Then came the close. There, either Alda or the script writers summed up what a Reagan type candidate would say. I thought the close was both powerful and on-target ideologically. It was what I would like to hear from a lying, compromised Presidential candidate, which they all are. It was rhetorically sound, though of course not what a conservative Republican would actually deliver if elected. Voters know that. Most voters presumably know that by the time it’s down to the final two candidates, the debates have less reality than the staged one on West Wing.

Meanwhile, the Medicare crowd preferred Smits, 68% to 27%. The 65 and older people love their handouts.

This is why I think the viewers played along with the show’s make-believe setting. They really did pretend that the actors were real and the debate was real. Alan Alda is a Medicare guy in real life. Smits is a heart-throbber who could make it on an afternoon soap opera. Alda won the kids; Smits won the geezers. Both groups were voting their pocketbooks.

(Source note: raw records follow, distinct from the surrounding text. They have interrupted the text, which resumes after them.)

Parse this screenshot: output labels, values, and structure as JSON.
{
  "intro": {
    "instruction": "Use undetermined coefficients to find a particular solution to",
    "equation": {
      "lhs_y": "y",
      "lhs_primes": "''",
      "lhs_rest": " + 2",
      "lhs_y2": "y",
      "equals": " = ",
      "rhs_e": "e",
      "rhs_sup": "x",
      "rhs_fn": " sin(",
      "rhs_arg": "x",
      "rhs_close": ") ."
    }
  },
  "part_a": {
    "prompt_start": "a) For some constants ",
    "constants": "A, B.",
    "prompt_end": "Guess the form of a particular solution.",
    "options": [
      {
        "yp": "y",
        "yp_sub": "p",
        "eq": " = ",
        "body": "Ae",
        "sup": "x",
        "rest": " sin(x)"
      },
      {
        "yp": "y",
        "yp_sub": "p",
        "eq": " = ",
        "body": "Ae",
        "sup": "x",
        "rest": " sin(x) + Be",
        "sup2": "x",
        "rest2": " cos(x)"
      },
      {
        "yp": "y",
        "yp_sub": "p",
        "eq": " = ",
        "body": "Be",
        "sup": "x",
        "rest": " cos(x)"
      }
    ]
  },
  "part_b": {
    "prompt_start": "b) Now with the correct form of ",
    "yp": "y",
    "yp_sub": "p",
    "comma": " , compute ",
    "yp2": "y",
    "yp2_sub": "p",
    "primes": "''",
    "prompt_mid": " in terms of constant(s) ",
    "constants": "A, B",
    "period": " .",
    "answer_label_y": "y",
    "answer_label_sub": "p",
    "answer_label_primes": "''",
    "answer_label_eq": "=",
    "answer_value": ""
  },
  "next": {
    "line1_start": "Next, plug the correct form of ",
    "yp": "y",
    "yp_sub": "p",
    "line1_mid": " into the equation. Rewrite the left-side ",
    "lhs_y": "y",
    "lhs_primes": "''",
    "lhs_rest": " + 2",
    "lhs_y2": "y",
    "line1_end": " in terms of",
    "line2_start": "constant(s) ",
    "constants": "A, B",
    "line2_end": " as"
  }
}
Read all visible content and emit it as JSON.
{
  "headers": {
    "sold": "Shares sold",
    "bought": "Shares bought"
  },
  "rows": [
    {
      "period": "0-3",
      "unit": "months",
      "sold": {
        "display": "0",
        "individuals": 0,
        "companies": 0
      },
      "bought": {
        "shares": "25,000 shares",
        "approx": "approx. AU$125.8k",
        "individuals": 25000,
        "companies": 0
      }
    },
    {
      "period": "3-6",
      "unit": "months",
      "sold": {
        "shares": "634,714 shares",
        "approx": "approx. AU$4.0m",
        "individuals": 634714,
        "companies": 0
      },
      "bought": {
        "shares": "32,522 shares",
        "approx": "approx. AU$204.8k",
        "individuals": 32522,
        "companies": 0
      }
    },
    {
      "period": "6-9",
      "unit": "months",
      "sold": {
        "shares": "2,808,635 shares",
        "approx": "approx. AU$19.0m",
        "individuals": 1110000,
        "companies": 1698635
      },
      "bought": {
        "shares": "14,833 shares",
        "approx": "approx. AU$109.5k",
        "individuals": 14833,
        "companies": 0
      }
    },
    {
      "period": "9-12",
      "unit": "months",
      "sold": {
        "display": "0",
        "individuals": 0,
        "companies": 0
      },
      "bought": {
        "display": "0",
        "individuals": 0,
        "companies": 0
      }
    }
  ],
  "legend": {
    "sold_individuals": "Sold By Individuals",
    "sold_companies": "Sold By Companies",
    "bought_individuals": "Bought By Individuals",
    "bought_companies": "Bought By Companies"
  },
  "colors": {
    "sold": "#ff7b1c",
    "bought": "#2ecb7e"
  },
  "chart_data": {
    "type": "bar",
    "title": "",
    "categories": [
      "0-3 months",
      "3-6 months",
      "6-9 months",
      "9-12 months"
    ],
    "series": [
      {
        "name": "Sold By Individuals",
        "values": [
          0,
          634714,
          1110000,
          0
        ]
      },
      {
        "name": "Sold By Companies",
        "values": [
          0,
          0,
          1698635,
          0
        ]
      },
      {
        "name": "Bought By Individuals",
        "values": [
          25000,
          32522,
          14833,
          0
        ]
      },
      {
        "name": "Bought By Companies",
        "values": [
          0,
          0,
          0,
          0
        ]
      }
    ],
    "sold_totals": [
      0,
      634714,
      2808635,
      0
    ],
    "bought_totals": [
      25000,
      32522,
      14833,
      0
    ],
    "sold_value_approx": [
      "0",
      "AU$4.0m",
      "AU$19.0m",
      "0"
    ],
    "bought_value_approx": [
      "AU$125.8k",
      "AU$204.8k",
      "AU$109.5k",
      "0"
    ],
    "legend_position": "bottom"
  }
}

My favorite exchange was this one:

How many jobs will you create?” [moderator Forrest] Sawyer asked Vinnick.

“None,” he replied. “Entrepreneurs create jobs. Business creates jobs. The president’s job is to get out of the way.”

When was the last time you heard anyone on a TV dramatic show say something like this? For that matter, when was the last time you heard a politician (other than Ron Paul) say something like this?

The Zogby poll has created a career mini-crisis for Smits and an ideological crisis for the script writers. No advertiser on network TV wants to pay for the geezers. Anyone over age 49 is part of the unwanted generation, as the lead segment on CBS’ Sunday Morning reported on the morning of the debate. Advertisers will not pay to attract these people on network TV, which means that network TV is doomed. The oldsters have a lot of disposable income; the kids don’t. The advertisers are betting on the brand loyalty of youth, which is ridiculous. The web and Google are killing brand loyalty favor of that old free market favorite, price competition. The network TV business model, like the network TV ratings, is on life support.

Overall, viewers gave the debate to Santos, 54% to 38%, down from 59% to 29%. But the viewers whose opinion counts with advertisers went for Alda’s Vinnick.

Alda sounded good because he had been fed real statistics and real arguments by Beltway right-wing think tanks. A West Wing conservative character is like a dancing bear in a ballet. The creature can dance on two legs, but it is still obviously a bear in a tutu.

There were lots of news stories on this edition of the show, but only the Washington Post discussed the Zogby poll’s breakdown by age groups. Most of the other accounts confined themselves to the show’s rating figures. Political reality is hard for liberals in the news media to swallow: younger voters are fed up with big government.

As for the NBC TV news site, I searched for “West Wing” and “Zogby” on November 8. The latest posting was a November 4 story, issued three days before the final Zogby poll: “For ‘West Wing’ Fans, Santos is their man.” But for the fans who make the spending decisions, Vinnick is their man. As soon as Alda escaped the script writers, he won the debate with the advertisers.

I don’t think West Wing will survive beyond this season. Smits and Alda will have to go looking for employment elsewhere, whoever the script writers decide will win the election. Who knows? Maybe they won’t tell us. Maybe, for re-runs’ sake, they will end the series like the man before two doors: one with the lovely maiden behind it, and one with a tiger.

I shall miss the show because I shall miss Bruno Gianelli. Bruno is a campaign media man. His motto: “I can sell anything to anybody.” This season, Bruno is working for Vinnick. He knows where his bread is buttered.

I will not miss the show otherwise. It is all about the liberals’ view of the world of salvation through politics. When it comes to liberals in Washington or New York City, my sentiments are best summarized by Bobby Fischer, at age 16, when he became the youngest grand master in chess history. A reporter asked him what he liked most about chess. His reply was on-target: “I like to make them squirm.”

November 9, 2005

Gary North [send him mail] is the author of Mises on Money. Visit He is also the author of a free 17-volume series, An Economic Commentary on the Bible.

Copyright © 2005